Repeat each entry exactly; omit all pictures.
● ● ● ●
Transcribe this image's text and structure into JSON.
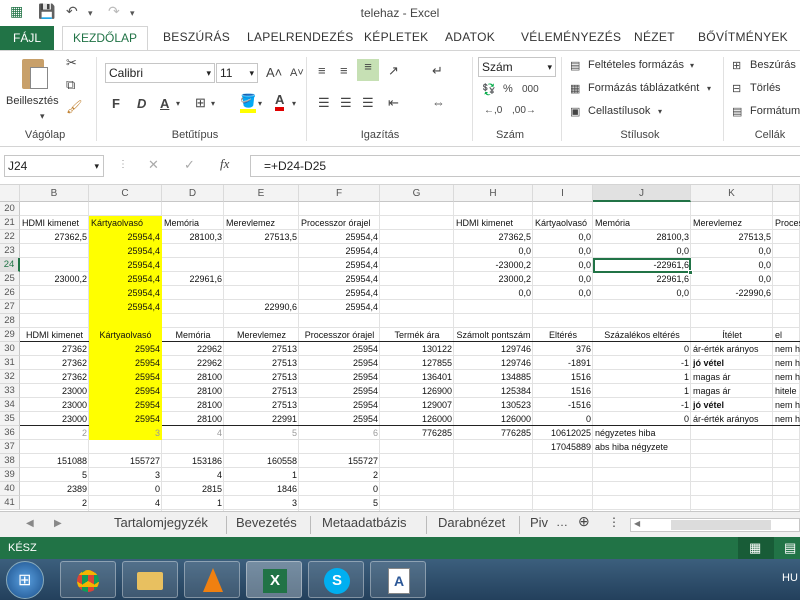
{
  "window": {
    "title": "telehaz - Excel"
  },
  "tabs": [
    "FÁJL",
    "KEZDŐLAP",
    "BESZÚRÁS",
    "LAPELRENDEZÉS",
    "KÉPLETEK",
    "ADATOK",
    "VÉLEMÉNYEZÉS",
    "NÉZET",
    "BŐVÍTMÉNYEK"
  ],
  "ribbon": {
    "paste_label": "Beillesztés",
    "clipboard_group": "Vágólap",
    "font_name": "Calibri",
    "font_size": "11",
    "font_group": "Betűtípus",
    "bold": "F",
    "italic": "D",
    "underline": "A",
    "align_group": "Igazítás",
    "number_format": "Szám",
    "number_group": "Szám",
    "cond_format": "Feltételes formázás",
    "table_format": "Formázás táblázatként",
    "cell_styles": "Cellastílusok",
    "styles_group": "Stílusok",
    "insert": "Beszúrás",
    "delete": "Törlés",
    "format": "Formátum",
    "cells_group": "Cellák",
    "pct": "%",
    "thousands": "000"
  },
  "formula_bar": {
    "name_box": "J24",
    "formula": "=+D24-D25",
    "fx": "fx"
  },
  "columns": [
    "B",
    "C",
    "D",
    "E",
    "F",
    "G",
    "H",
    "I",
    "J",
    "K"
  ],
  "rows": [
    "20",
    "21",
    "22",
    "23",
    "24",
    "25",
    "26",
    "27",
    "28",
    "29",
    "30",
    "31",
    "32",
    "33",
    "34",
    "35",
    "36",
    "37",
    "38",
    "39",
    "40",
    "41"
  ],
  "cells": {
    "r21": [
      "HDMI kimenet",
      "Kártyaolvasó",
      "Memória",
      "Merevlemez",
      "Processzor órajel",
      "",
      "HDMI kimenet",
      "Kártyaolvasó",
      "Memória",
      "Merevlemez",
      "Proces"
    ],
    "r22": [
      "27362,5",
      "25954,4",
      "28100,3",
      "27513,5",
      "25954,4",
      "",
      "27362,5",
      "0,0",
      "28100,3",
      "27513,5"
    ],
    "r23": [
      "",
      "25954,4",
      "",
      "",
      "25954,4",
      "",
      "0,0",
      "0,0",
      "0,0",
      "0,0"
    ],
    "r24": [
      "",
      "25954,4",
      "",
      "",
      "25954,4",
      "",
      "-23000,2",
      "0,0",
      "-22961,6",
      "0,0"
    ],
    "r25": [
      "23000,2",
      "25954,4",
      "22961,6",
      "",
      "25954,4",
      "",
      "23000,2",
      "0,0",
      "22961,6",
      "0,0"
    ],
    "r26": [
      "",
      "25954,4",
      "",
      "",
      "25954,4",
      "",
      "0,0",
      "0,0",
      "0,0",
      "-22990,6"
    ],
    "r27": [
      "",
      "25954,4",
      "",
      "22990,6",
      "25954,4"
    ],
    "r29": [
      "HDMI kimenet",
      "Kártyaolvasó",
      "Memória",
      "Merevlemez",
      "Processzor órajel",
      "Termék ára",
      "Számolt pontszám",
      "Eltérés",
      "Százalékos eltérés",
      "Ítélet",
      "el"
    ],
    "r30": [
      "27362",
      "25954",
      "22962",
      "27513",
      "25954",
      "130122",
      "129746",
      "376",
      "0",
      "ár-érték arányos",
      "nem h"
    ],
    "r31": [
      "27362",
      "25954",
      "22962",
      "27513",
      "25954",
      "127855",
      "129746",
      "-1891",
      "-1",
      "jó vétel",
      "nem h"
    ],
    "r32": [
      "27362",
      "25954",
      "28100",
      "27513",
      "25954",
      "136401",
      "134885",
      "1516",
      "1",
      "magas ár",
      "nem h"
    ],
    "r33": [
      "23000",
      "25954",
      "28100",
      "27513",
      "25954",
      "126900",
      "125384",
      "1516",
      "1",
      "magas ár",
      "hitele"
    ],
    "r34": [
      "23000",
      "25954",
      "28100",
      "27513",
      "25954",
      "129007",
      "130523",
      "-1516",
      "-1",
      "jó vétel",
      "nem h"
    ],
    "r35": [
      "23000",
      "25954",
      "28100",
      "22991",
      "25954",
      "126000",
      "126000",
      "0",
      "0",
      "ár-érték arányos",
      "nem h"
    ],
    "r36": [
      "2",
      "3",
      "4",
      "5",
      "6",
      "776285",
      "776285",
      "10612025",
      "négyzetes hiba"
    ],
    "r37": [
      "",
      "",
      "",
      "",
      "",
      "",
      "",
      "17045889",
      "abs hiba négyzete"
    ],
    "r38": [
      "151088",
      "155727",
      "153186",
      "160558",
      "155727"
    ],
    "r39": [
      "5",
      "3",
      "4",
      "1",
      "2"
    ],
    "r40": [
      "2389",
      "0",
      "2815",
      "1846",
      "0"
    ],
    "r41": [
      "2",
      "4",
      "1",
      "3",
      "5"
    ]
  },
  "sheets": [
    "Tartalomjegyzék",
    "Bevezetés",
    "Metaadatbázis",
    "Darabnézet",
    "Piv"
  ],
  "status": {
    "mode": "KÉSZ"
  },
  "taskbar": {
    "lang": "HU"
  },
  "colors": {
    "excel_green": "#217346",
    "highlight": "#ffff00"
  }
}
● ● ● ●
> OUTPUT OF THE EXERCISE:
Transcribe this image's text and structure into JSON.
{
  "window": {
    "title": "telehaz - Excel"
  },
  "tabs": [
    "FÁJL",
    "KEZDŐLAP",
    "BESZÚRÁS",
    "LAPELRENDEZÉS",
    "KÉPLETEK",
    "ADATOK",
    "VÉLEMÉNYEZÉS",
    "NÉZET",
    "BŐVÍTMÉNYEK"
  ],
  "ribbon": {
    "paste_label": "Beillesztés",
    "clipboard_group": "Vágólap",
    "font_name": "Calibri",
    "font_size": "11",
    "font_group": "Betűtípus",
    "bold": "F",
    "italic": "D",
    "underline": "A",
    "align_group": "Igazítás",
    "number_format": "Szám",
    "number_group": "Szám",
    "cond_format": "Feltételes formázás",
    "table_format": "Formázás táblázatként",
    "cell_styles": "Cellastílusok",
    "styles_group": "Stílusok",
    "insert": "Beszúrás",
    "delete": "Törlés",
    "format": "Formátum",
    "cells_group": "Cellák",
    "pct": "%",
    "thousands": "000"
  },
  "formula_bar": {
    "name_box": "J24",
    "formula": "=+D24-D25",
    "fx": "fx"
  },
  "columns": [
    "B",
    "C",
    "D",
    "E",
    "F",
    "G",
    "H",
    "I",
    "J",
    "K"
  ],
  "rows": [
    "20",
    "21",
    "22",
    "23",
    "24",
    "25",
    "26",
    "27",
    "28",
    "29",
    "30",
    "31",
    "32",
    "33",
    "34",
    "35",
    "36",
    "37",
    "38",
    "39",
    "40",
    "41"
  ],
  "cells": {
    "r21": [
      "HDMI kimenet",
      "Kártyaolvasó",
      "Memória",
      "Merevlemez",
      "Processzor órajel",
      "",
      "HDMI kimenet",
      "Kártyaolvasó",
      "Memória",
      "Merevlemez",
      "Proces"
    ],
    "r22": [
      "27362,5",
      "25954,4",
      "28100,3",
      "27513,5",
      "25954,4",
      "",
      "27362,5",
      "0,0",
      "28100,3",
      "27513,5"
    ],
    "r23": [
      "",
      "25954,4",
      "",
      "",
      "25954,4",
      "",
      "0,0",
      "0,0",
      "0,0",
      "0,0"
    ],
    "r24": [
      "",
      "25954,4",
      "",
      "",
      "25954,4",
      "",
      "-23000,2",
      "0,0",
      "-22961,6",
      "0,0"
    ],
    "r25": [
      "23000,2",
      "25954,4",
      "22961,6",
      "",
      "25954,4",
      "",
      "23000,2",
      "0,0",
      "22961,6",
      "0,0"
    ],
    "r26": [
      "",
      "25954,4",
      "",
      "",
      "25954,4",
      "",
      "0,0",
      "0,0",
      "0,0",
      "-22990,6"
    ],
    "r27": [
      "",
      "25954,4",
      "",
      "22990,6",
      "25954,4"
    ],
    "r29": [
      "HDMI kimenet",
      "Kártyaolvasó",
      "Memória",
      "Merevlemez",
      "Processzor órajel",
      "Termék ára",
      "Számolt pontszám",
      "Eltérés",
      "Százalékos eltérés",
      "Ítélet",
      "el"
    ],
    "r30": [
      "27362",
      "25954",
      "22962",
      "27513",
      "25954",
      "130122",
      "129746",
      "376",
      "0",
      "ár-érték arányos",
      "nem h"
    ],
    "r31": [
      "27362",
      "25954",
      "22962",
      "27513",
      "25954",
      "127855",
      "129746",
      "-1891",
      "-1",
      "jó vétel",
      "nem h"
    ],
    "r32": [
      "27362",
      "25954",
      "28100",
      "27513",
      "25954",
      "136401",
      "134885",
      "1516",
      "1",
      "magas ár",
      "nem h"
    ],
    "r33": [
      "23000",
      "25954",
      "28100",
      "27513",
      "25954",
      "126900",
      "125384",
      "1516",
      "1",
      "magas ár",
      "hitele"
    ],
    "r34": [
      "23000",
      "25954",
      "28100",
      "27513",
      "25954",
      "129007",
      "130523",
      "-1516",
      "-1",
      "jó vétel",
      "nem h"
    ],
    "r35": [
      "23000",
      "25954",
      "28100",
      "22991",
      "25954",
      "126000",
      "126000",
      "0",
      "0",
      "ár-érték arányos",
      "nem h"
    ],
    "r36": [
      "2",
      "3",
      "4",
      "5",
      "6",
      "776285",
      "776285",
      "10612025",
      "négyzetes hiba"
    ],
    "r37": [
      "",
      "",
      "",
      "",
      "",
      "",
      "",
      "17045889",
      "abs hiba négyzete"
    ],
    "r38": [
      "151088",
      "155727",
      "153186",
      "160558",
      "155727"
    ],
    "r39": [
      "5",
      "3",
      "4",
      "1",
      "2"
    ],
    "r40": [
      "2389",
      "0",
      "2815",
      "1846",
      "0"
    ],
    "r41": [
      "2",
      "4",
      "1",
      "3",
      "5"
    ]
  },
  "sheets": [
    "Tartalomjegyzék",
    "Bevezetés",
    "Metaadatbázis",
    "Darabnézet",
    "Piv"
  ],
  "status": {
    "mode": "KÉSZ"
  },
  "taskbar": {
    "lang": "HU"
  },
  "colors": {
    "excel_green": "#217346",
    "highlight": "#ffff00"
  }
}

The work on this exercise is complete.